    Have you been in close contact with a confirmed case of COVID-19 within the past 14 days? (Note: does not apply to healthcare workers equipped with proper PPE)
    Are you experiencing a cough, shortness of breath or sore throat?
    Have you had a fever in the last 48 hours?
    Have you had new loss of taste or smell?
    Have you had vomiting or diarrhea in the last 24 hours?
  • Temperature screening staff:
    Best practice: employers to take staff temperatures on-site with a no-touch thermometer each day upon arrival at work
    Minimum: temperatures can be taken before arriving. Normal temperature should not exceed 100.4 degrees Fahrenheit

Business Process Adaptation

  • Modify layouts of deck chairs and tables to ensure at least 6 feet of separation between families or small groups of acquaintances
  • Provide physical reminders for social distancing (e.g., lane lines in pool, non-slip markings on deck, signs, or audio reminders)
  • Implement cleaning and disinfecting practices for locker rooms and frequently touched surfaces at least daily and more frequently for shared objects such as handrails, deck chairs and tables, water fountains, and pool toys. Consider temporarily removing shared pool toys.
  • Limit group sizes of aquatic fitness classes, swim lessons, swim practices, or gatherings. Group games such as water volleyball, which involve multiple people interacting in close proximity, should be avoided for the time being. Consider limiting the number of participants and spectators for swim competitions unless social distancing can be maintained
  • Pools should maintain a guest or visitor log to facilitate any need for contact tracing. Where possible, maintain visitor contact information for up to 30 days in order to assist public health officials in the event necessary. If an individual who tests positive for COVID-19 has been present at the facility, facilities should work with local health authorities regarding continued operations
  • Consider establishing a “guest flow” plan, including managing queues and making walkways or stairways one-way or clearly divided for bi-directional travel. Include appropriate directional signs/markers
  • Temporarily close areas of the pool not conducive to social distancing, such as hot tubs and saunas, as density of people within a confined area increases opportunity for virus transmission. Avoid opening playgrounds and high-contact water play areas (e.g., splashpads) until advisable
  • Use barriers (“sneeze guards”) at ticket windows and point of sale stations; clean such barriers regularly (every two hours and when visibly dirty)
  • Use separate designated entrance and exit points to the facility to manage customer ingress and egress (while maintaining appropriate availability of emergency/fire exits), when possible.
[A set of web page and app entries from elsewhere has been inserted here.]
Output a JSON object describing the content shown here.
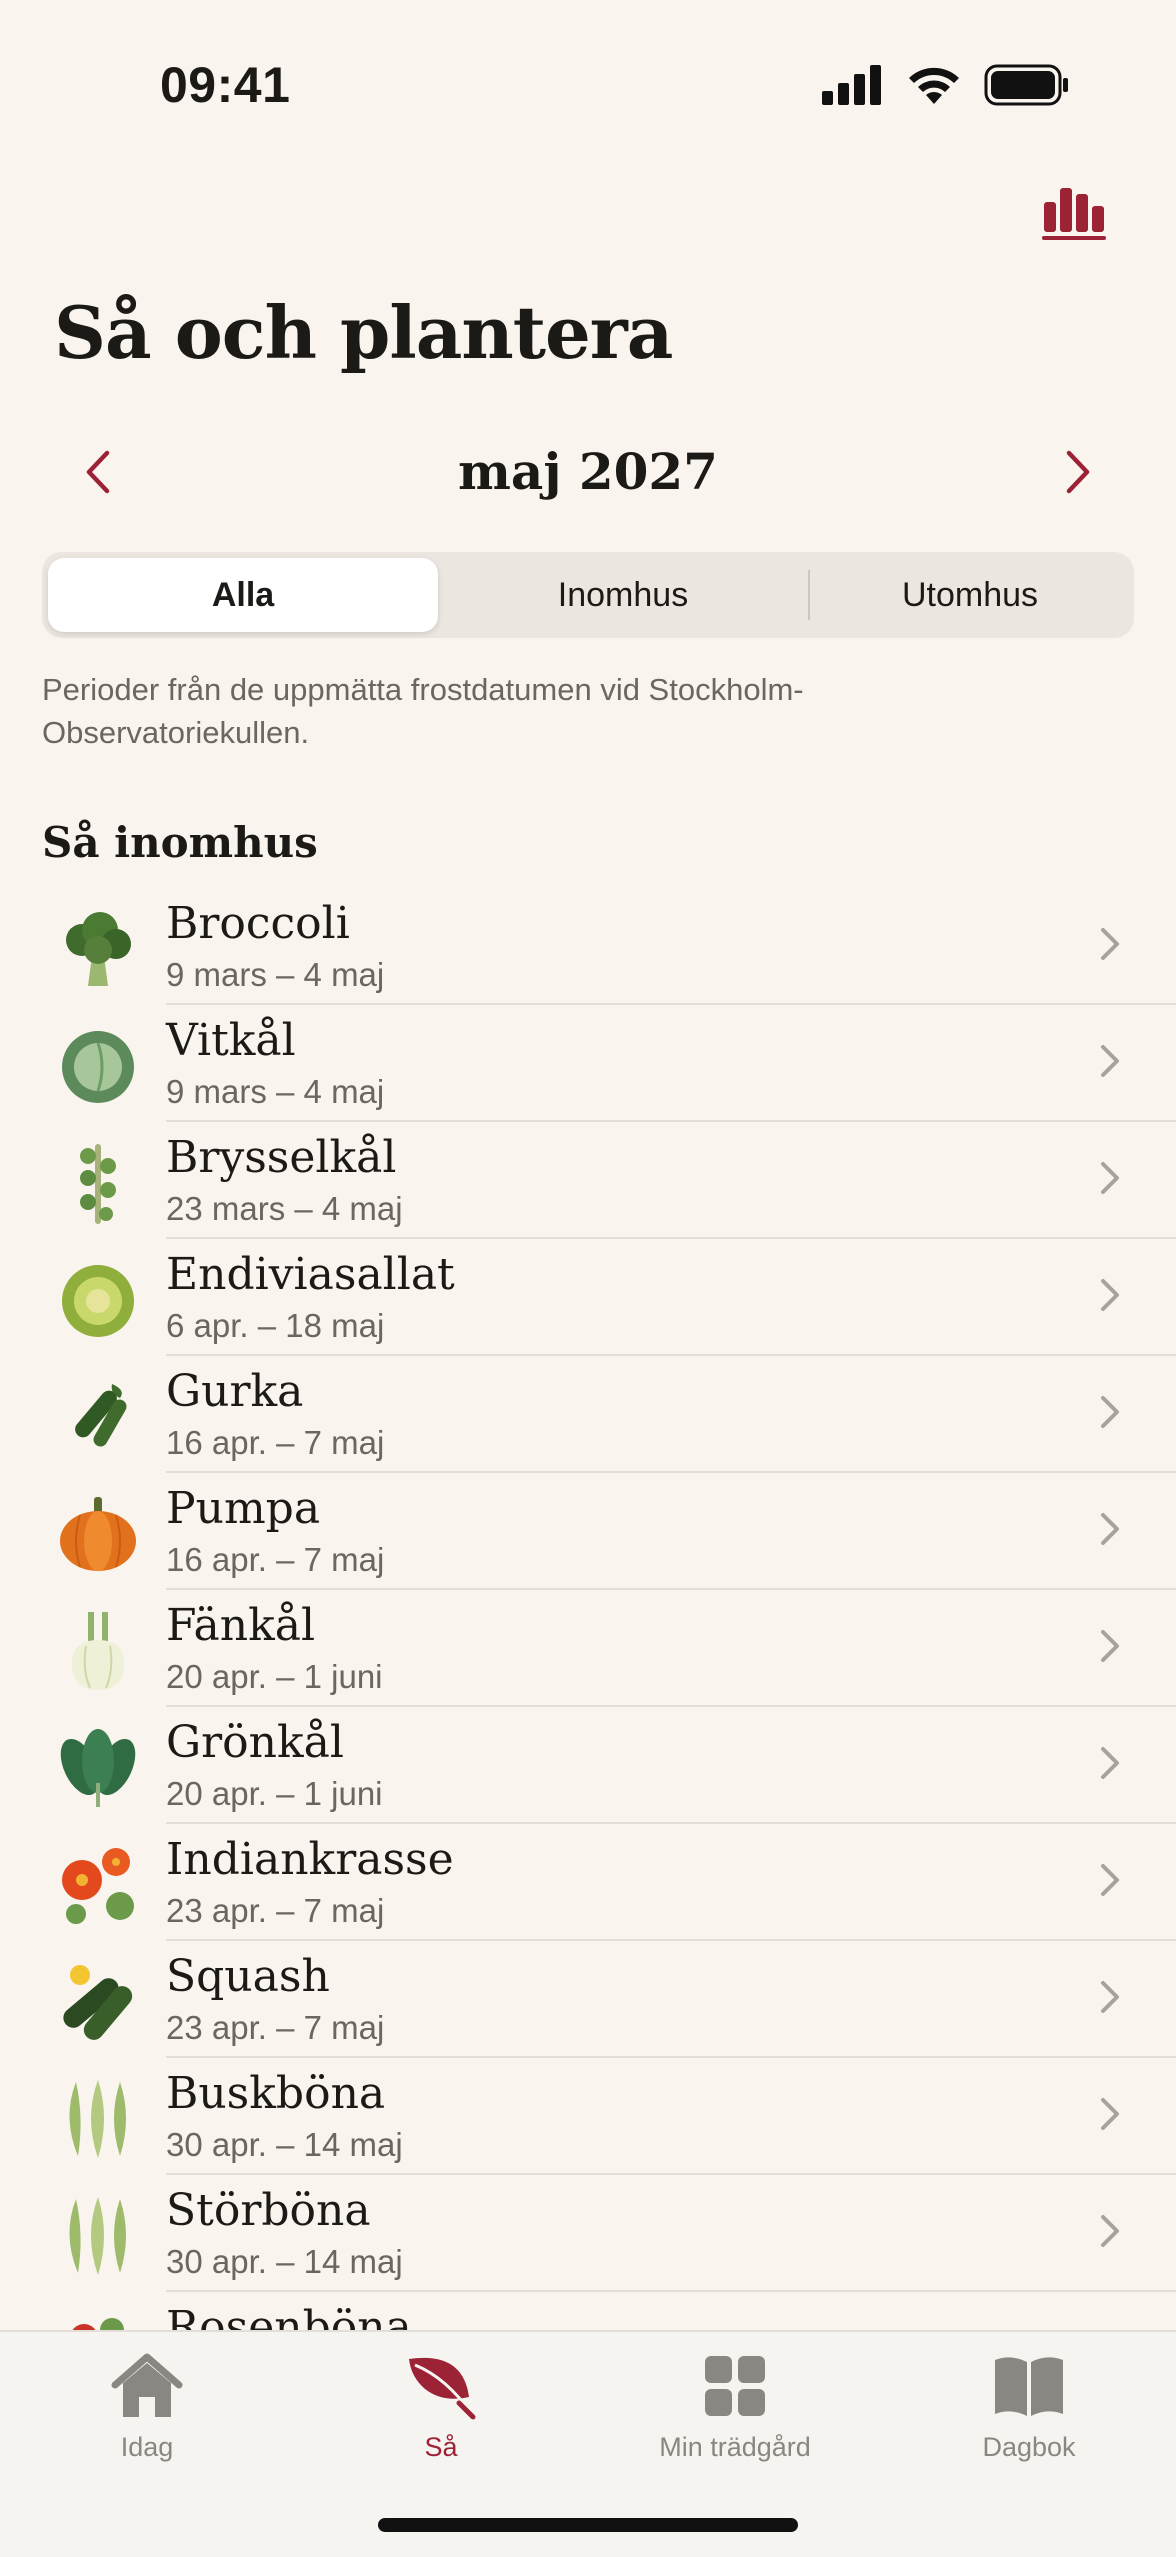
{
  "status": {
    "time": "09:41"
  },
  "header": {
    "title": "Så och plantera",
    "month": "maj 2027"
  },
  "segments": [
    "Alla",
    "Inomhus",
    "Utomhus"
  ],
  "note": "Perioder från de uppmätta frostdatumen vid Stockholm-Observatoriekullen.",
  "section": {
    "title": "Så inomhus"
  },
  "plants": [
    {
      "name": "Broccoli",
      "date": "9 mars – 4 maj",
      "icon": "broccoli-icon"
    },
    {
      "name": "Vitkål",
      "date": "9 mars – 4 maj",
      "icon": "cabbage-icon"
    },
    {
      "name": "Brysselkål",
      "date": "23 mars – 4 maj",
      "icon": "brussels-sprouts-icon"
    },
    {
      "name": "Endiviasallat",
      "date": "6 apr. – 18 maj",
      "icon": "endive-icon"
    },
    {
      "name": "Gurka",
      "date": "16 apr. – 7 maj",
      "icon": "cucumber-icon"
    },
    {
      "name": "Pumpa",
      "date": "16 apr. – 7 maj",
      "icon": "pumpkin-icon"
    },
    {
      "name": "Fänkål",
      "date": "20 apr. – 1 juni",
      "icon": "fennel-icon"
    },
    {
      "name": "Grönkål",
      "date": "20 apr. – 1 juni",
      "icon": "kale-icon"
    },
    {
      "name": "Indiankrasse",
      "date": "23 apr. – 7 maj",
      "icon": "nasturtium-icon"
    },
    {
      "name": "Squash",
      "date": "23 apr. – 7 maj",
      "icon": "zucchini-icon"
    },
    {
      "name": "Buskböna",
      "date": "30 apr. – 14 maj",
      "icon": "bean-icon"
    },
    {
      "name": "Störböna",
      "date": "30 apr. – 14 maj",
      "icon": "bean-icon"
    },
    {
      "name": "Rosenböna",
      "date": "",
      "icon": "runner-bean-icon"
    }
  ],
  "tabs": [
    {
      "label": "Idag",
      "icon": "house-icon"
    },
    {
      "label": "Så",
      "icon": "leaf-icon",
      "active": true
    },
    {
      "label": "Min trädgård",
      "icon": "grid-icon"
    },
    {
      "label": "Dagbok",
      "icon": "book-icon"
    }
  ],
  "colors": {
    "accent": "#9b2335",
    "background": "#f9f4ee",
    "secondary_text": "#6b6661"
  }
}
If lines form or are anticipated, ensure 6 or more feet of separation between persons or groups by using ground markings
[vc_wp_rss items=”6″ options=”show_date” title=”More Coronavirus Stories” url=””]

Please Join Our FREE Newsletter!